Material Mass (kg) Weight savings (pct.)
Steel 6.54
Aluminum sheet (5182) 3.38 48%
Polyamide glass fiber (PA 6/6 GF30) 2.87 56%
PP glass fiber (PP GF30) 2.35 64%
Magnesium sheet (AZ31) 2.18 67%

Lightweighting measures are expected to be applied to every car model that is launched in the coming years. Mazda, for example, has set a goal to reduce the curb weight of all its new model cars by 15 percent (up to 220 pounds per car) through material replacement and engineering, redesigning features and shrinking part dimensions. The company is also looking to improve its global corporate fuel economy average by 30 percent by 2015.

Innovative materials combined with new production methods and reinforcing structures will play an important role in reducing vehicle weight. This lower weight not only improves fuel efficiency but also reduces the load on the brakes and suspension systems. The average car contains 15 percent of its total weight, or 360 pounds, of plastics with use in automotive manufacturing accelerating. As the automotive industry gears up to meet new emissions regulations, lightweight plastics will play a critical role. Experts predict that these uses will more than double over the next five years.

Porsche Panamera Sedan lightweighting spatial options
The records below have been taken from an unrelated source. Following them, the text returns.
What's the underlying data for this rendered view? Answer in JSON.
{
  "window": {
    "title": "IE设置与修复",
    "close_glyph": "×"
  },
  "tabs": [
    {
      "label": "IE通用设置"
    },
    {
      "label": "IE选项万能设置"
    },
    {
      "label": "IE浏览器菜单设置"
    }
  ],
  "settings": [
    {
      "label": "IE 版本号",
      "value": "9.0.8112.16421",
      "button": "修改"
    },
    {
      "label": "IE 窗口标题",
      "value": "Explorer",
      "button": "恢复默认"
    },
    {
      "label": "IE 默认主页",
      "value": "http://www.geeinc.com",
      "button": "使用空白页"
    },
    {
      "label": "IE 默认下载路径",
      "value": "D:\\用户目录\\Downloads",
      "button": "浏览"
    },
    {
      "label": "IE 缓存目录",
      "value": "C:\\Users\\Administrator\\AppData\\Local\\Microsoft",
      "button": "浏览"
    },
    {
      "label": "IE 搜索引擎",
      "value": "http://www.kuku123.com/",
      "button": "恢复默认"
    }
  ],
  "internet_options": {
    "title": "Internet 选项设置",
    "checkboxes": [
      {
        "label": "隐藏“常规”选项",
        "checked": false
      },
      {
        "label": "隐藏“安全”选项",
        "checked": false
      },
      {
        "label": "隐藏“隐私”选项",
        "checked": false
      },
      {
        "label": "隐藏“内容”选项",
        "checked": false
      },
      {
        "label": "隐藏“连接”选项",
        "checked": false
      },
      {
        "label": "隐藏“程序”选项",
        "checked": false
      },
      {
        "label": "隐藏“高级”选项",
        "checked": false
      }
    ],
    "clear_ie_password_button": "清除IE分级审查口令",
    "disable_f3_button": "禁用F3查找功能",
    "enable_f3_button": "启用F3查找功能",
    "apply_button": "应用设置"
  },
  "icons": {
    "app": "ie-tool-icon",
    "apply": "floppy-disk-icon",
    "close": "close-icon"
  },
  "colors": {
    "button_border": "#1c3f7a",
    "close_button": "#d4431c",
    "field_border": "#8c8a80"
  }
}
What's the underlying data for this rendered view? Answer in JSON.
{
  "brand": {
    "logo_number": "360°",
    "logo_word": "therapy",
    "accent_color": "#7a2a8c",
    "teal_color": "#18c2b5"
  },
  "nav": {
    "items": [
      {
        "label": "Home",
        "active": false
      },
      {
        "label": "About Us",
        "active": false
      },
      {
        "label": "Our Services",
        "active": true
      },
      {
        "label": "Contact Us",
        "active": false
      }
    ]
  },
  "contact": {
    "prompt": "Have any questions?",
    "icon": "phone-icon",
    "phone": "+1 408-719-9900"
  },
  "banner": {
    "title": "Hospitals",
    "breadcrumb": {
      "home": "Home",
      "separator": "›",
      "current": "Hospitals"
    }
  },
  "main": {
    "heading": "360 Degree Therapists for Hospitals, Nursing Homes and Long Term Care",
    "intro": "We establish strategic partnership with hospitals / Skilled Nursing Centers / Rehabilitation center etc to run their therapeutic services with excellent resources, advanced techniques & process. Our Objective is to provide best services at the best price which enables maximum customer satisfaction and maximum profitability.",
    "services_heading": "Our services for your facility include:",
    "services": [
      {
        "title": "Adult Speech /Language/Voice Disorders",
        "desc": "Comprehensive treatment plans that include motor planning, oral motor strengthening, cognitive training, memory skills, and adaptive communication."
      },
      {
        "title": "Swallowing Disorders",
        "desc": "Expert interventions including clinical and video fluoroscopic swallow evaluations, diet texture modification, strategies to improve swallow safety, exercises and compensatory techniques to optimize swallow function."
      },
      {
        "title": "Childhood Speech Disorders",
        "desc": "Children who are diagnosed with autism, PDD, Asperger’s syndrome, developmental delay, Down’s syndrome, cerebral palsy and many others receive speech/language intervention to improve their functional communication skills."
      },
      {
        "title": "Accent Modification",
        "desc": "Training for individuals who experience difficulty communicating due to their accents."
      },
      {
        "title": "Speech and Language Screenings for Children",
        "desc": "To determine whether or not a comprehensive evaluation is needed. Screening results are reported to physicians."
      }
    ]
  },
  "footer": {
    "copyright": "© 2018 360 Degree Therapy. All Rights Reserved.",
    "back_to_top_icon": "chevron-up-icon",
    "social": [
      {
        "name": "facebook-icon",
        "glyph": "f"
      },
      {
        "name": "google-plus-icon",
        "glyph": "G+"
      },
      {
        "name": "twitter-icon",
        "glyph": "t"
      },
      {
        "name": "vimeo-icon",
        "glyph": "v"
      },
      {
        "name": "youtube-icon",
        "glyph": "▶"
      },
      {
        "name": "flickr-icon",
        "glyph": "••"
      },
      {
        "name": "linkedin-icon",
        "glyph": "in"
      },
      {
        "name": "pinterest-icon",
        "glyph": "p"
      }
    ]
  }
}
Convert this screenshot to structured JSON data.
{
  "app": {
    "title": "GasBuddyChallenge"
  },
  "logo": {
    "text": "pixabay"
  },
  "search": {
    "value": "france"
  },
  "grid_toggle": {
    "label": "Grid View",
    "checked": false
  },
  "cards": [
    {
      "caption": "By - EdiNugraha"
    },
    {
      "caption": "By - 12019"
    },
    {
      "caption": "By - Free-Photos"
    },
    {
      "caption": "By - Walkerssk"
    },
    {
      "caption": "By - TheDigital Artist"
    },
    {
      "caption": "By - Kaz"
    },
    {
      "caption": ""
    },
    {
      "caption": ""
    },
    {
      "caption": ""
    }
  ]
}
Dr. Donald V. "Don" Rosato serves as president of PlastiSource, Inc. a prototype manufacturing, technology development and marketing advisory firm located in Concord, Massachusetts, USA, and is the author of the Vol 1 & 2 "Plastics Technology Handbook".